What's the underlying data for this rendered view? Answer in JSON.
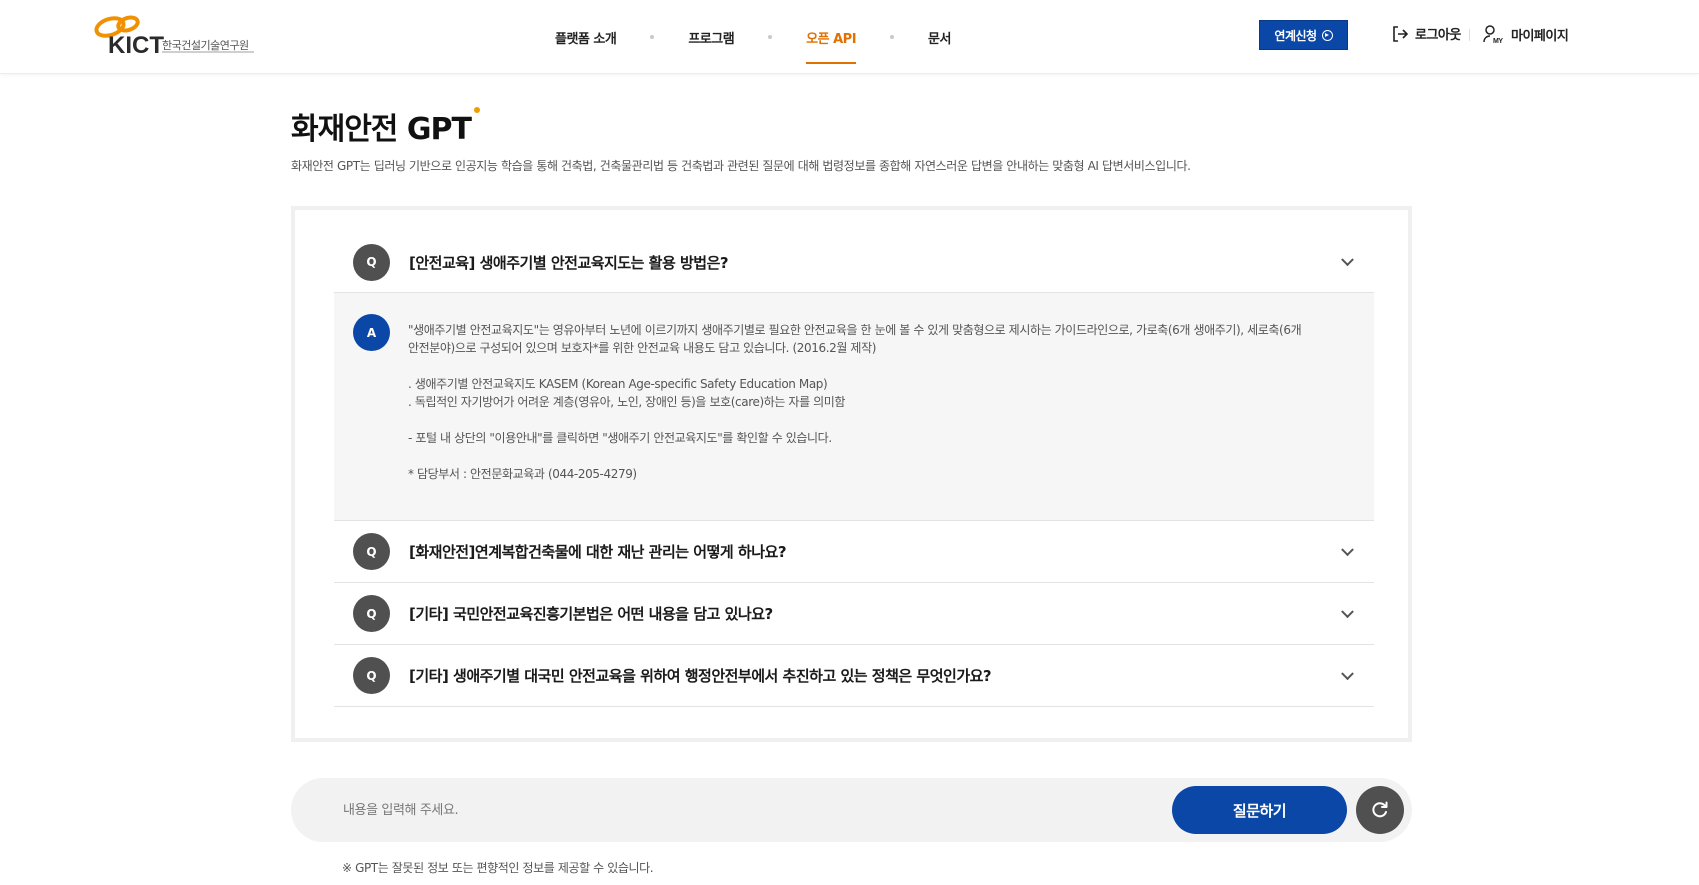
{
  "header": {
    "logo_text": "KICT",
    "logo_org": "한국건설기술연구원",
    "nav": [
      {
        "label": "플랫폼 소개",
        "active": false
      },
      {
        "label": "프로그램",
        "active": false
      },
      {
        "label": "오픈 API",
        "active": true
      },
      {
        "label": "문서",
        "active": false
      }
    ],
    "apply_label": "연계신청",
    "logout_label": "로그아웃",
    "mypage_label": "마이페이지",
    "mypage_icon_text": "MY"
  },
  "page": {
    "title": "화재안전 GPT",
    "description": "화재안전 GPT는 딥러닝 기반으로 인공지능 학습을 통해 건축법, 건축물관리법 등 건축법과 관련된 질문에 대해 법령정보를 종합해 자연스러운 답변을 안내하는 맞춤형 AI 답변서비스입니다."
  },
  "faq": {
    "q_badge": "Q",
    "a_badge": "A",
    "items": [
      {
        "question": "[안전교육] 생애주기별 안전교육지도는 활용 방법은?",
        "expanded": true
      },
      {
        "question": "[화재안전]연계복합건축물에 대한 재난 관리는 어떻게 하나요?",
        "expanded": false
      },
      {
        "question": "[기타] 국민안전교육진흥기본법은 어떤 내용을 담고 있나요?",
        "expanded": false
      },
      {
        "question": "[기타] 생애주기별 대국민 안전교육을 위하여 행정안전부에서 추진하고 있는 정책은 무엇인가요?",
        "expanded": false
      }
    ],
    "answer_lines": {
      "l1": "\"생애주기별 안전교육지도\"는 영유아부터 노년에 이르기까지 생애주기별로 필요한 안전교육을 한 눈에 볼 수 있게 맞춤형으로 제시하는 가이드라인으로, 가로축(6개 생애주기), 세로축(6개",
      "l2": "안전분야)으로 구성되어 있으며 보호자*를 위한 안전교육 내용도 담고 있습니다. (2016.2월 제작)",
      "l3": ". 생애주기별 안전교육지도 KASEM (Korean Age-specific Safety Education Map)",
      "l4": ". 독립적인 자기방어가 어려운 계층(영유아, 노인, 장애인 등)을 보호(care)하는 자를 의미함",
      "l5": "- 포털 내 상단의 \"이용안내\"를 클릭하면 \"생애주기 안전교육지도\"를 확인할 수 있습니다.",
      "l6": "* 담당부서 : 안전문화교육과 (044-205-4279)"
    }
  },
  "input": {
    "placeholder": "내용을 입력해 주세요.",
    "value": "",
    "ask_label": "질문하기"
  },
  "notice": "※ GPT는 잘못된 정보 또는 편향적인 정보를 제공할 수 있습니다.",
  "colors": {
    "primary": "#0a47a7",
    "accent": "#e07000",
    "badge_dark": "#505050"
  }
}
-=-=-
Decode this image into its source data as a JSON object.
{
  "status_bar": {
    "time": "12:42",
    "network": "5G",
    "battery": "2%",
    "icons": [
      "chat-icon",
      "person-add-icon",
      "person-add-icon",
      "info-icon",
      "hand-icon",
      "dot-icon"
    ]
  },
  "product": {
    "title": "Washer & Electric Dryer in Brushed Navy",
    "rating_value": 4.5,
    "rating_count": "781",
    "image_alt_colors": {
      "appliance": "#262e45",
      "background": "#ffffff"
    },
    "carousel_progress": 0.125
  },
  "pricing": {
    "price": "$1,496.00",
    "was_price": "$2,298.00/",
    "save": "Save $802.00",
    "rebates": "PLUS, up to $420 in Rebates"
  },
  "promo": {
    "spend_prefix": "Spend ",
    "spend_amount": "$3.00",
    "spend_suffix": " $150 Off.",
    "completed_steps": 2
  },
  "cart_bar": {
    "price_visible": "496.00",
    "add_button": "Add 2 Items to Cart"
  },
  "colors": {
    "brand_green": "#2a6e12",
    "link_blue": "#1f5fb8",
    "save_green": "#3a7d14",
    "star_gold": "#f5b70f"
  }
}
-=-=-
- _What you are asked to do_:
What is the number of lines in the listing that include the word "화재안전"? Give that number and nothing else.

- _Exercise solution_:
3